New figures sneaked out by the European Union show that May’s European Elections had the lowest turnout ever, according to EurActiv. The final turnout figure – which was buried on the European Parliament’s website – was 42.54 percent, below the 43.1 percent they had initially announced.
This is the lowest turnout since the first election in 1979, and includes a couple of countries that have compulsory voting. The new figures are particularly embarrassing because the initial figures made it sound like the downward trend was finally being reversed.
At the time of the initial announcement of the figures the parliament’s spokesman Jaume Duch Guillot said the EU had witnessed “a historical moment because for the first time since 1979, the long term trend of declining turnout has been reversed”. The election itself was run under the slogan “This time it’s different”, and European leaders had expected the financial crisis to boost turnout.
Arch-federalist and leader of the Liberals in the European Parliament Guy Verhofstadt, initially hailed the marginally-higher turnout estimate, saying the new Parliament “will be more representative than the previous one”.
But news the turnout actually fell is serving to prove that Europeans have little enthusiasm for state institutions. Turnout in the European Elections has fallen from 62 percent in 1979 to 43 percent in the 2009 election.
The result will also cast doubt on the “Spitzenkandidaten” strategy that saw each political party choose a lead candidate.

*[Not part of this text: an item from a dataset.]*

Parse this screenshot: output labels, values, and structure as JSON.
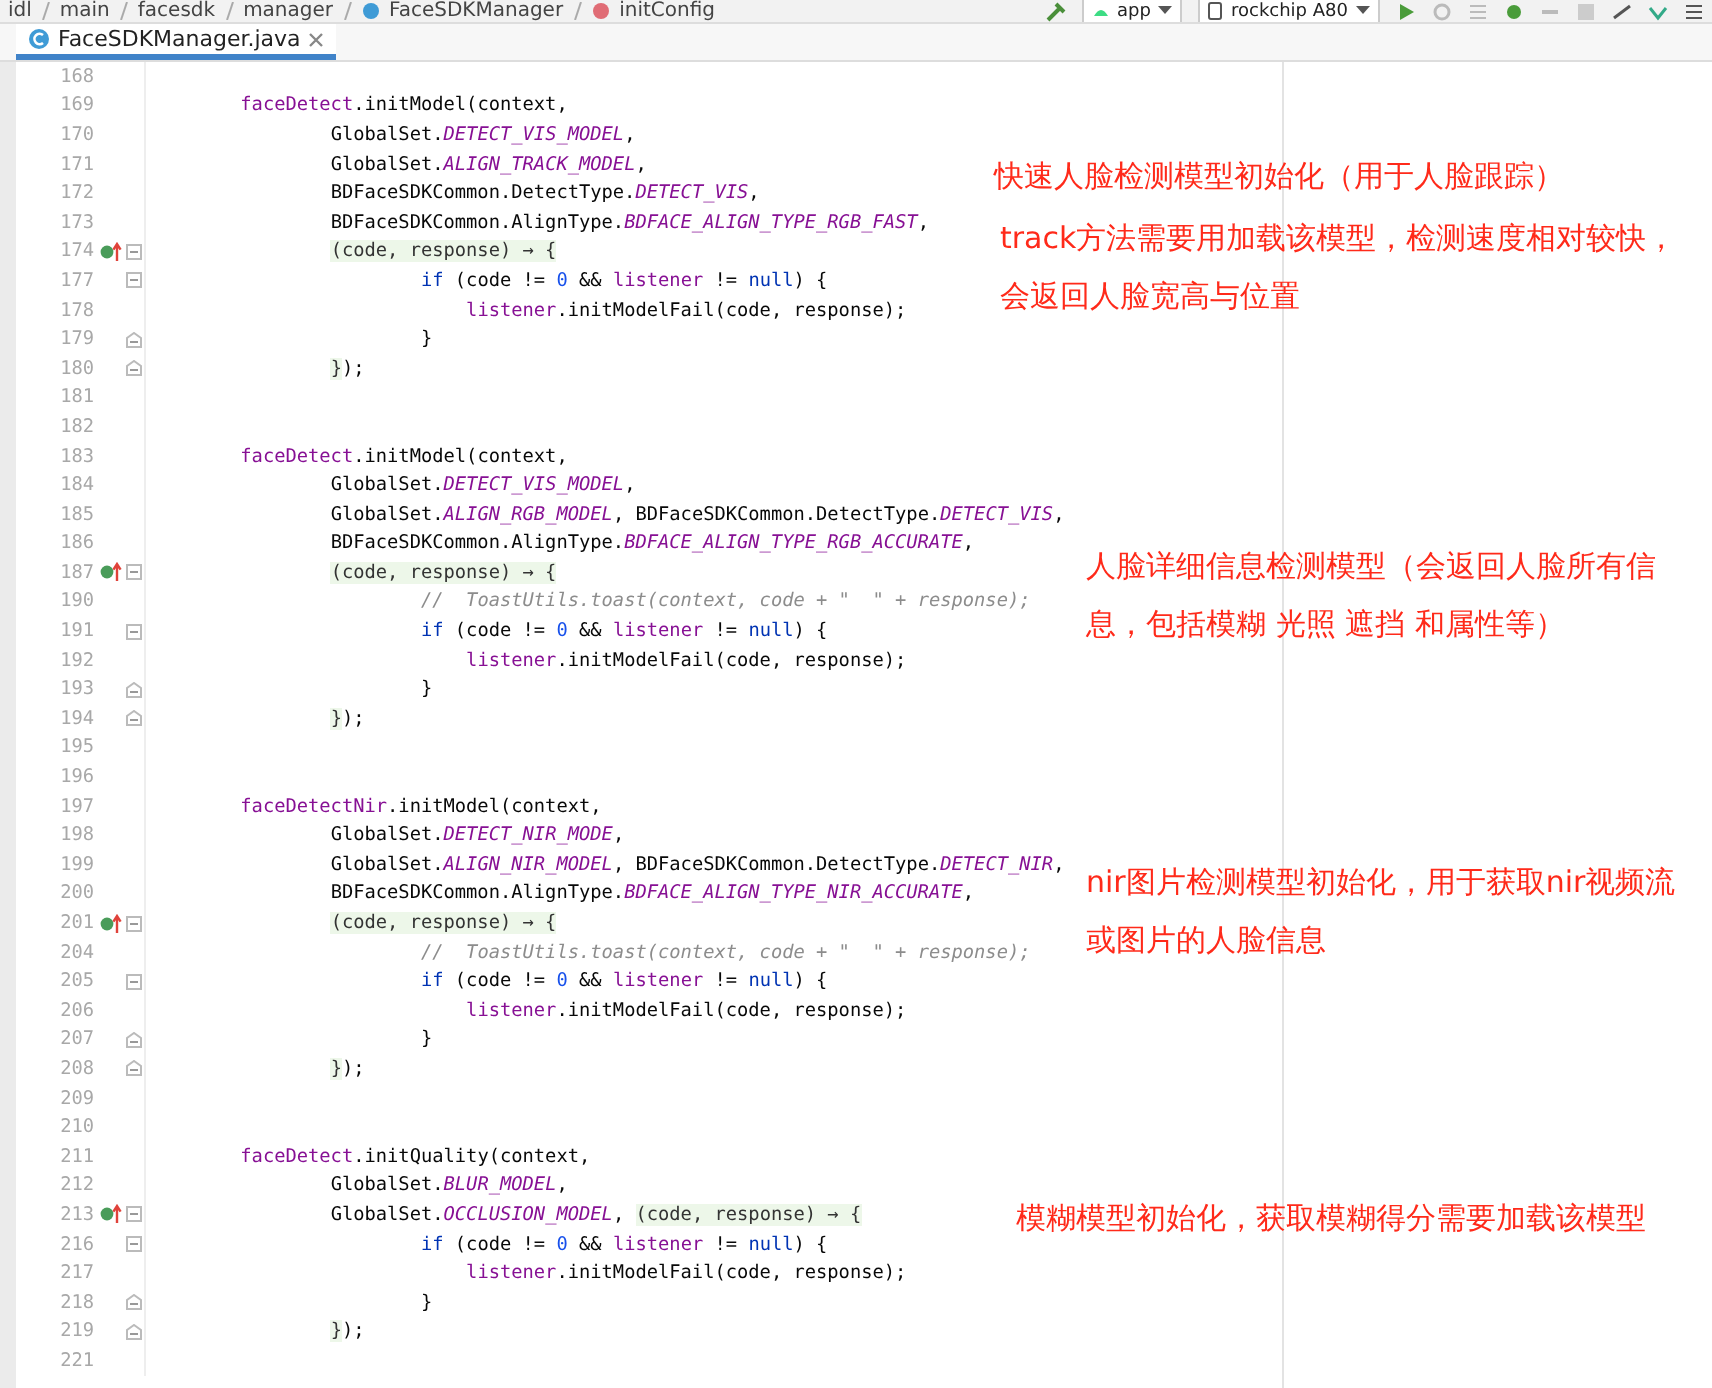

This created a sort of Presidential election, although all the candidates were deemed so politically toxic in Britain that UK voters knew almost nothing of the plan.
When the first result was estimated, Simon Hix, a professor of politics at the London School of Economics said that it proved “the validity of the experiment to personalise the campaigns and focus them on European issues”.
European leaders had assumed the strategy would lead to an increased turnout, but they may have alienated people further because it meant that the unpopular Jean-Claude Juncker was made President of the European Commission.
The reason for the change in the turnout figures is updated statistics from Spain and Italy. A European Parliament spokesman said: “When you look at the final result and the figure that was estimated at the end of May – those two figures are very close. The final figure, which is a little bit lower than in 2009, confirms that the big descending tendency of previous years has been stopped.”
The turnout did rise in Greece, but elsewhere disillusionment appears to be the order of the day. The figures are also well below the US presidential turnout in 2012 of 57.5 percent and 65.1 percent for the 2010 UK general election.